[GIVEN INFORMATION Boundary: Start]

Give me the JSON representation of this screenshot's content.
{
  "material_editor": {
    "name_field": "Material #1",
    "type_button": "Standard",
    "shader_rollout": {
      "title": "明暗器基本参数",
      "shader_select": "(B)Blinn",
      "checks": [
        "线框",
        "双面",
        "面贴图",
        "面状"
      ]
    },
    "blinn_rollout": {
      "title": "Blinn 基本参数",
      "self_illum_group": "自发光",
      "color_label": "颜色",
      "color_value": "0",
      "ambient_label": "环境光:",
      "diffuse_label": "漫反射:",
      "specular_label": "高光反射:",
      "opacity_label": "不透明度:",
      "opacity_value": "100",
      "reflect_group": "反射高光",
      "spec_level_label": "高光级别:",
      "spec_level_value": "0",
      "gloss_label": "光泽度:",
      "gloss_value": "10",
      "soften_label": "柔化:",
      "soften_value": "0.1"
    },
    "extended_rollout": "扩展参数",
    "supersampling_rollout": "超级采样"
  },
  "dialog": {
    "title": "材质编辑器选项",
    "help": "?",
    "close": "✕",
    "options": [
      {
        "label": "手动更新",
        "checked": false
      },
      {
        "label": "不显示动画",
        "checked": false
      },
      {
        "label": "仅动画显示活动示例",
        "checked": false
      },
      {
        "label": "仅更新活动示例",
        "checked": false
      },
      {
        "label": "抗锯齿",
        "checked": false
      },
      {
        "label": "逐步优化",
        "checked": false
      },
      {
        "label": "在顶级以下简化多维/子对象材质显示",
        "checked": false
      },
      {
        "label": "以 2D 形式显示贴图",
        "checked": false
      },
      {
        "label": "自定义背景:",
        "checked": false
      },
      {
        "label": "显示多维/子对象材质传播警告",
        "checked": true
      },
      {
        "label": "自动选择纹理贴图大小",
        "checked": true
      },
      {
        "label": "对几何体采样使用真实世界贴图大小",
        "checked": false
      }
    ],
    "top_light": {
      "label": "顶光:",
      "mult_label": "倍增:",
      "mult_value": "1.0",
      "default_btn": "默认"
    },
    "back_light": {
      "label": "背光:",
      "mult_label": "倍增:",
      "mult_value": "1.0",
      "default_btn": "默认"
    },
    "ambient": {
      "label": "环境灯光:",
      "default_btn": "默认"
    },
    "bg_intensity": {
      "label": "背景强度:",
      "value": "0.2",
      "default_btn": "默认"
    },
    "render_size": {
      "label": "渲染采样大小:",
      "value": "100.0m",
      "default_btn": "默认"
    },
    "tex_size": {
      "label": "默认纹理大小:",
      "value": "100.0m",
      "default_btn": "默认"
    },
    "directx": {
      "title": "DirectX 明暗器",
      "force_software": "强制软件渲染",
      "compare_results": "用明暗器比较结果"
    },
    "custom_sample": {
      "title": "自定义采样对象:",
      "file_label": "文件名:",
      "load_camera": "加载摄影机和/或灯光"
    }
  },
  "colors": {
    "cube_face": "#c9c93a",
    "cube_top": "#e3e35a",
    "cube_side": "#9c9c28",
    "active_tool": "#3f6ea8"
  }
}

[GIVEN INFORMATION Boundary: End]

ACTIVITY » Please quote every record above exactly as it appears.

SOLUTION TO THE PROBLEM »
Give me the JSON representation of this screenshot's content.
{
  "material_editor": {
    "name_field": "Material #1",
    "type_button": "Standard",
    "shader_rollout": {
      "title": "明暗器基本参数",
      "shader_select": "(B)Blinn",
      "checks": [
        "线框",
        "双面",
        "面贴图",
        "面状"
      ]
    },
    "blinn_rollout": {
      "title": "Blinn 基本参数",
      "self_illum_group": "自发光",
      "color_label": "颜色",
      "color_value": "0",
      "ambient_label": "环境光:",
      "diffuse_label": "漫反射:",
      "specular_label": "高光反射:",
      "opacity_label": "不透明度:",
      "opacity_value": "100",
      "reflect_group": "反射高光",
      "spec_level_label": "高光级别:",
      "spec_level_value": "0",
      "gloss_label": "光泽度:",
      "gloss_value": "10",
      "soften_label": "柔化:",
      "soften_value": "0.1"
    },
    "extended_rollout": "扩展参数",
    "supersampling_rollout": "超级采样"
  },
  "dialog": {
    "title": "材质编辑器选项",
    "help": "?",
    "close": "✕",
    "options": [
      {
        "label": "手动更新",
        "checked": false
      },
      {
        "label": "不显示动画",
        "checked": false
      },
      {
        "label": "仅动画显示活动示例",
        "checked": false
      },
      {
        "label": "仅更新活动示例",
        "checked": false
      },
      {
        "label": "抗锯齿",
        "checked": false
      },
      {
        "label": "逐步优化",
        "checked": false
      },
      {
        "label": "在顶级以下简化多维/子对象材质显示",
        "checked": false
      },
      {
        "label": "以 2D 形式显示贴图",
        "checked": false
      },
      {
        "label": "自定义背景:",
        "checked": false
      },
      {
        "label": "显示多维/子对象材质传播警告",
        "checked": true
      },
      {
        "label": "自动选择纹理贴图大小",
        "checked": true
      },
      {
        "label": "对几何体采样使用真实世界贴图大小",
        "checked": false
      }
    ],
    "top_light": {
      "label": "顶光:",
      "mult_label": "倍增:",
      "mult_value": "1.0",
      "default_btn": "默认"
    },
    "back_light": {
      "label": "背光:",
      "mult_label": "倍增:",
      "mult_value": "1.0",
      "default_btn": "默认"
    },
    "ambient": {
      "label": "环境灯光:",
      "default_btn": "默认"
    },
    "bg_intensity": {
      "label": "背景强度:",
      "value": "0.2",
      "default_btn": "默认"
    },
    "render_size": {
      "label": "渲染采样大小:",
      "value": "100.0m",
      "default_btn": "默认"
    },
    "tex_size": {
      "label": "默认纹理大小:",
      "value": "100.0m",
      "default_btn": "默认"
    },
    "directx": {
      "title": "DirectX 明暗器",
      "force_software": "强制软件渲染",
      "compare_results": "用明暗器比较结果"
    },
    "custom_sample": {
      "title": "自定义采样对象:",
      "file_label": "文件名:",
      "load_camera": "加载摄影机和/或灯光"
    }
  },
  "colors": {
    "cube_face": "#c9c93a",
    "cube_top": "#e3e35a",
    "cube_side": "#9c9c28",
    "active_tool": "#3f6ea8"
  }
}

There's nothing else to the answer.